- [WHAT THE EXERCISE ASKS]
Print every entry below again exactly as written, skipping the pictures.
(DATA PROVIDED begins)
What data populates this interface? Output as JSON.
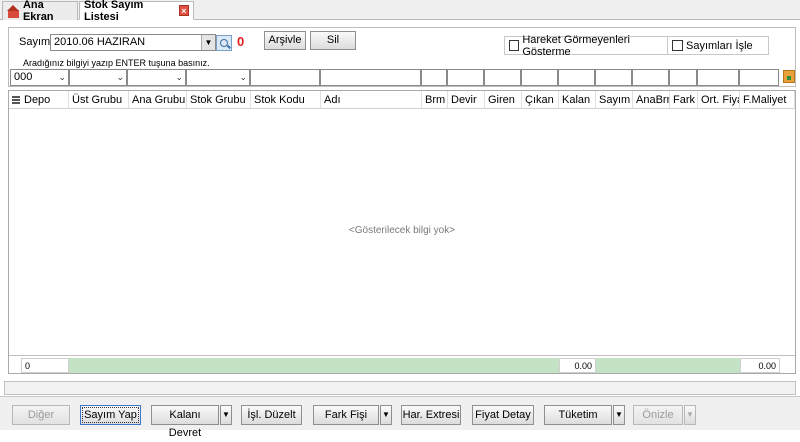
{
  "tabs": [
    {
      "label": "Ana Ekran"
    },
    {
      "label": "Stok Sayım Listesi"
    }
  ],
  "filters": {
    "sayim_label": "Sayım",
    "sayim_value": "2010.06 HAZIRAN",
    "count": "0",
    "arsivle_label": "Arşivle",
    "sil_label": "Sil",
    "hareket_label": "Hareket Görmeyenleri Gösterme",
    "sayimlari_label": "Sayımları İşle",
    "hint": "Aradığınız bilgiyi yazıp ENTER tuşuna basınız.",
    "depo_value": "000"
  },
  "columns": [
    "Depo",
    "Üst Grubu",
    "Ana Grubu",
    "Stok Grubu",
    "Stok Kodu",
    "Adı",
    "Brm",
    "Devir",
    "Giren",
    "Çıkan",
    "Kalan",
    "Sayım",
    "AnaBrm",
    "Fark",
    "Ort. Fiyat",
    "F.Maliyet"
  ],
  "grid": {
    "empty_message": "<Gösterilecek bilgi yok>",
    "footer_count": "0",
    "footer_kalan": "0.00",
    "footer_maliyet": "0.00"
  },
  "toolbar": {
    "diger": "Diğer",
    "sayim_yap": "Sayım Yap",
    "kalani_devret": "Kalanı Devret",
    "isl_duzelt": "İşl. Düzelt",
    "fark_fisi": "Fark Fişi",
    "har_extresi": "Har. Extresi",
    "fiyat_detay": "Fiyat Detay",
    "tuketim": "Tüketim",
    "onizle": "Önizle"
  },
  "colors": {
    "accent_red": "#e0201e",
    "footer_green": "#c4e2c6"
  }
}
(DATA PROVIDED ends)
- [ANSWER TO THE PROBLEM]
What data populates this interface? Output as JSON.
{
  "tabs": [
    {
      "label": "Ana Ekran"
    },
    {
      "label": "Stok Sayım Listesi"
    }
  ],
  "filters": {
    "sayim_label": "Sayım",
    "sayim_value": "2010.06 HAZIRAN",
    "count": "0",
    "arsivle_label": "Arşivle",
    "sil_label": "Sil",
    "hareket_label": "Hareket Görmeyenleri Gösterme",
    "sayimlari_label": "Sayımları İşle",
    "hint": "Aradığınız bilgiyi yazıp ENTER tuşuna basınız.",
    "depo_value": "000"
  },
  "columns": [
    "Depo",
    "Üst Grubu",
    "Ana Grubu",
    "Stok Grubu",
    "Stok Kodu",
    "Adı",
    "Brm",
    "Devir",
    "Giren",
    "Çıkan",
    "Kalan",
    "Sayım",
    "AnaBrm",
    "Fark",
    "Ort. Fiyat",
    "F.Maliyet"
  ],
  "grid": {
    "empty_message": "<Gösterilecek bilgi yok>",
    "footer_count": "0",
    "footer_kalan": "0.00",
    "footer_maliyet": "0.00"
  },
  "toolbar": {
    "diger": "Diğer",
    "sayim_yap": "Sayım Yap",
    "kalani_devret": "Kalanı Devret",
    "isl_duzelt": "İşl. Düzelt",
    "fark_fisi": "Fark Fişi",
    "har_extresi": "Har. Extresi",
    "fiyat_detay": "Fiyat Detay",
    "tuketim": "Tüketim",
    "onizle": "Önizle"
  },
  "colors": {
    "accent_red": "#e0201e",
    "footer_green": "#c4e2c6"
  }
}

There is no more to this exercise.